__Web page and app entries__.
=-=-=

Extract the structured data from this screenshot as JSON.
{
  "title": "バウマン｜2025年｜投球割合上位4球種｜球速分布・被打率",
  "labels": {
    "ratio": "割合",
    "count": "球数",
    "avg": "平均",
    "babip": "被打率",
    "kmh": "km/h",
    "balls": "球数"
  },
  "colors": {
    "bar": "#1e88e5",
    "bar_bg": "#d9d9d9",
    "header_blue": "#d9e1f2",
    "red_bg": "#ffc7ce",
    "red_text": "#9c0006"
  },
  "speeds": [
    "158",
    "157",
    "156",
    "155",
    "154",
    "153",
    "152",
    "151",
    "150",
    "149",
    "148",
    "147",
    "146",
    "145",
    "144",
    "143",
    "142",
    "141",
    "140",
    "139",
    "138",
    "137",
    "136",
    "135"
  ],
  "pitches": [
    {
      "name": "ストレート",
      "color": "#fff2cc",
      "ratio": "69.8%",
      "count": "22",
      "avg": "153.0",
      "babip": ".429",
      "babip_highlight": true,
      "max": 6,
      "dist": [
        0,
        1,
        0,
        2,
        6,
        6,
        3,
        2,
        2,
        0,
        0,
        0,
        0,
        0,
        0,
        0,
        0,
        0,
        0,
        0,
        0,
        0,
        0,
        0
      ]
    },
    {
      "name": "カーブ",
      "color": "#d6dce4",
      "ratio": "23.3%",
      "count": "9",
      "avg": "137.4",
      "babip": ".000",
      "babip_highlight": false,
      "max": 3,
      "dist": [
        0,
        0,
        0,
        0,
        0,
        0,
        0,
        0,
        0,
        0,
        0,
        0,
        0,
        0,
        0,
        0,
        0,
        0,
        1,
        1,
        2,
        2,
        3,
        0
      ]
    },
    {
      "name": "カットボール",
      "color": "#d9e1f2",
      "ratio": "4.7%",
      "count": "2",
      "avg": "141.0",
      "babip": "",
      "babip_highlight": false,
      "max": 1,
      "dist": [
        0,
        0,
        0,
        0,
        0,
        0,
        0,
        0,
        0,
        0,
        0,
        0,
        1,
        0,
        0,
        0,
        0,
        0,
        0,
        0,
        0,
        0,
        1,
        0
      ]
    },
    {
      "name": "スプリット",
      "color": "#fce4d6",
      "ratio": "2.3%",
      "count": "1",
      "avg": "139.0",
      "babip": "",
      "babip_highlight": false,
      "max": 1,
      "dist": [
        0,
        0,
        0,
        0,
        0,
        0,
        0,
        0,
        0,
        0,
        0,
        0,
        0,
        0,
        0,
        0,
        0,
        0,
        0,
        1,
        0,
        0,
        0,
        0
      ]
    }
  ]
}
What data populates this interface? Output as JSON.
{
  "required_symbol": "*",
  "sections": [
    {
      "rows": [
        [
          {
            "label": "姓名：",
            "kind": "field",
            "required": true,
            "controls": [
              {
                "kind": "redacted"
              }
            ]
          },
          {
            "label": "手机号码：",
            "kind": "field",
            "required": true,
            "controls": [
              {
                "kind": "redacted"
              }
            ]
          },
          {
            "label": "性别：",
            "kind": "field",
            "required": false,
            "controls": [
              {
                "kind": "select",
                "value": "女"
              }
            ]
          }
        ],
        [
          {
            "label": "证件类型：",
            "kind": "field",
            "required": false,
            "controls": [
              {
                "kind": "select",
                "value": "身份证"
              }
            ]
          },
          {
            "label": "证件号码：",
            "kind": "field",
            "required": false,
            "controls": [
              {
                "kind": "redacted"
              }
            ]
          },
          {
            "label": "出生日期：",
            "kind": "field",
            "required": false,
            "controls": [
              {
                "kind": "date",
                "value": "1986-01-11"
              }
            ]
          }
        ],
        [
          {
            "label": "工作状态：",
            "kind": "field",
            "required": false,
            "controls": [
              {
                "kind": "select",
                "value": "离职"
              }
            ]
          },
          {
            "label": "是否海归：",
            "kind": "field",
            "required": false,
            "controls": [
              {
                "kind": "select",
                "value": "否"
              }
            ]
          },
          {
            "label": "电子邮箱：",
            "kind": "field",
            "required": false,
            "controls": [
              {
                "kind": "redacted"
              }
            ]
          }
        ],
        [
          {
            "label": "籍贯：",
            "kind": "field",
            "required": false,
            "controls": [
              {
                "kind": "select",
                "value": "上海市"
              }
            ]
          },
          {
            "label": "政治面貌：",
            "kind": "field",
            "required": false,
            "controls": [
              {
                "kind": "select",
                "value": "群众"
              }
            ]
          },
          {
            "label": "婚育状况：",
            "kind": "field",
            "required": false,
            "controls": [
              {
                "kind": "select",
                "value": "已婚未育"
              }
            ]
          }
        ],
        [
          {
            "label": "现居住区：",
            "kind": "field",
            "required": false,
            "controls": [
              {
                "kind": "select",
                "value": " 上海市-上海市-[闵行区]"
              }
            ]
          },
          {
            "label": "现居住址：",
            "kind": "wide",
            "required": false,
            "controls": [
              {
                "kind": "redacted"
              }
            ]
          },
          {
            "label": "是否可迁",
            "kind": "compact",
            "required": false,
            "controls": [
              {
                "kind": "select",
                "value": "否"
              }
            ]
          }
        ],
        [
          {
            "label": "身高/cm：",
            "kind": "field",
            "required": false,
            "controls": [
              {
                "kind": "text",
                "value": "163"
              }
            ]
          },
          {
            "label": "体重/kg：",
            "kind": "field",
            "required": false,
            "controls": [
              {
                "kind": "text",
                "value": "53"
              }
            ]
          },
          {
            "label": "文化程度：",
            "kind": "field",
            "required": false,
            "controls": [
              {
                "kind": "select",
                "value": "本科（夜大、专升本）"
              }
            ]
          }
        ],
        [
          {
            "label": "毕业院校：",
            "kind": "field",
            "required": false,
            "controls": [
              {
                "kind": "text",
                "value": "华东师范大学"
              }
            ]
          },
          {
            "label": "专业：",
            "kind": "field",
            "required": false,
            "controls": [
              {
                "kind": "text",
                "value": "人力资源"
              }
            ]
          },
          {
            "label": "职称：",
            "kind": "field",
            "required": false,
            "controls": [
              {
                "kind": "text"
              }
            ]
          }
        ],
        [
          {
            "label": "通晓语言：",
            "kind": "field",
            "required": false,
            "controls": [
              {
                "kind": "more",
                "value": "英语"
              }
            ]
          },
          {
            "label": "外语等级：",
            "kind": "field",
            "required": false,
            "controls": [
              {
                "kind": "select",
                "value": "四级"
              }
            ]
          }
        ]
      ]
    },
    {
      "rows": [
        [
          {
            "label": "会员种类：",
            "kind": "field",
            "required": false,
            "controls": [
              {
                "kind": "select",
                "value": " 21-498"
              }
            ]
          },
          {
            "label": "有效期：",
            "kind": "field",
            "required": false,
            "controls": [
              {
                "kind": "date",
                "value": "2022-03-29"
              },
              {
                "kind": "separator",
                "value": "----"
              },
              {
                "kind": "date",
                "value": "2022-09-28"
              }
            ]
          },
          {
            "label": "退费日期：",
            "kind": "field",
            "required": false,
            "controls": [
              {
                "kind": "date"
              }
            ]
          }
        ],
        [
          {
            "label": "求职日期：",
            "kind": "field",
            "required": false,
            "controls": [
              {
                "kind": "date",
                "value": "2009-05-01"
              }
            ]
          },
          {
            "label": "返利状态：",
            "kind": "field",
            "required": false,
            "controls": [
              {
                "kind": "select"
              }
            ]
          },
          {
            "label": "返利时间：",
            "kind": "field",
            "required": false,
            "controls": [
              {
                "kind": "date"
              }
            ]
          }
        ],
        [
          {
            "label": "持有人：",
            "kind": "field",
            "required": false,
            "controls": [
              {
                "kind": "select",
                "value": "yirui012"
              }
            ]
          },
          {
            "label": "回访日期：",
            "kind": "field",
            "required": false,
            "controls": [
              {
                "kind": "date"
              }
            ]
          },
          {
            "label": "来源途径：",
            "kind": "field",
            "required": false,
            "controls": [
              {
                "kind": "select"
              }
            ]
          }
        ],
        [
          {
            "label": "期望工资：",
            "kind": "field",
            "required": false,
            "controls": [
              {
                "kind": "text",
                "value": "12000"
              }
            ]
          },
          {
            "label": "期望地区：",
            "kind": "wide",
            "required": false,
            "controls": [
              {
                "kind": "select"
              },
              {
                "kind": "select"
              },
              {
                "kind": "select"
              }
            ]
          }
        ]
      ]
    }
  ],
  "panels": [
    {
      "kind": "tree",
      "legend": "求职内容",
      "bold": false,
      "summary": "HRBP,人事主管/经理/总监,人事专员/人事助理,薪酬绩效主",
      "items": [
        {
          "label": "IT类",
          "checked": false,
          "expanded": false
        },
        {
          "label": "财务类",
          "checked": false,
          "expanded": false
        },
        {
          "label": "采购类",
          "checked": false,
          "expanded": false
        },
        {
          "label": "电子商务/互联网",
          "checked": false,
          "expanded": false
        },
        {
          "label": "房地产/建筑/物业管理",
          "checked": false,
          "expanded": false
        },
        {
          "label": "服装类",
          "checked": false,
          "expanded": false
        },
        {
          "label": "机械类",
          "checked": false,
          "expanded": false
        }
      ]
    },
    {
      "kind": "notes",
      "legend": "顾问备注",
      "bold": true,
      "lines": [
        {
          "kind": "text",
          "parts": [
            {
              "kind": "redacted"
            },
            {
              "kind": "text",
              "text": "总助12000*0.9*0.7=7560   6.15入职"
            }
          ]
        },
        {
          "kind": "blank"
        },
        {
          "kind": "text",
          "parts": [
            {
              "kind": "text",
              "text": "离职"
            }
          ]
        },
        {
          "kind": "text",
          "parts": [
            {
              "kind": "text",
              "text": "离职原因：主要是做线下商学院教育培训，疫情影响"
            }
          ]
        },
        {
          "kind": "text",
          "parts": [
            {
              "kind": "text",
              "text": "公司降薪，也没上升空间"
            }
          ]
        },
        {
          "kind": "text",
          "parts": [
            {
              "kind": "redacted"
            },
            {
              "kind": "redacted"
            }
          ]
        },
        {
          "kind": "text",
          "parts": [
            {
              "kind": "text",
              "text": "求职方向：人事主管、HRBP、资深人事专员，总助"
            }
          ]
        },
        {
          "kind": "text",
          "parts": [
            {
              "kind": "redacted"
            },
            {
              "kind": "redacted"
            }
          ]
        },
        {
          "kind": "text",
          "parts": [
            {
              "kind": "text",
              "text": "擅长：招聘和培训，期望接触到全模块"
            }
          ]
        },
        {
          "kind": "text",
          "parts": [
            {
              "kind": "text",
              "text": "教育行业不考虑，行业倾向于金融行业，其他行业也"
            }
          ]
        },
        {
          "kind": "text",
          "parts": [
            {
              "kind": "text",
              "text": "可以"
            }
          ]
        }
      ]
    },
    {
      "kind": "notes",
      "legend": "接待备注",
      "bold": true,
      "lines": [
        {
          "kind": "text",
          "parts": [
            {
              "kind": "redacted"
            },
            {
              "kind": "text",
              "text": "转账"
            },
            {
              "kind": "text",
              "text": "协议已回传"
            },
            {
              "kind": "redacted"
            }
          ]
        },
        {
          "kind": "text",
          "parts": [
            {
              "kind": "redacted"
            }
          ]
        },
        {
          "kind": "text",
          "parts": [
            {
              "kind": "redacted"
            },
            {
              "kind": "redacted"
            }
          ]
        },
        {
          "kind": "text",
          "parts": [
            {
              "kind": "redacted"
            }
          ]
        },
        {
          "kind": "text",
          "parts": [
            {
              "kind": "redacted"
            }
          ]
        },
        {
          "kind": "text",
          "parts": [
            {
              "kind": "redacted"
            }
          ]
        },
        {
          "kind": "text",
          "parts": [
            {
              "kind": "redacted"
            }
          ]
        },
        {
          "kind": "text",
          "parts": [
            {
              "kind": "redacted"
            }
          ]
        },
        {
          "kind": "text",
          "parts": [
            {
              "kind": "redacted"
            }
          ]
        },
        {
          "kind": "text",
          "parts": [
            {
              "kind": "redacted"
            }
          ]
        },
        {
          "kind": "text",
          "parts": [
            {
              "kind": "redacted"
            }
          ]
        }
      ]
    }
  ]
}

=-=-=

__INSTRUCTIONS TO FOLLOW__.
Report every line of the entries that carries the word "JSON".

__RESPONSE AREA__.
Extract the structured data from this screenshot as JSON.
What data populates this interface? Output as JSON.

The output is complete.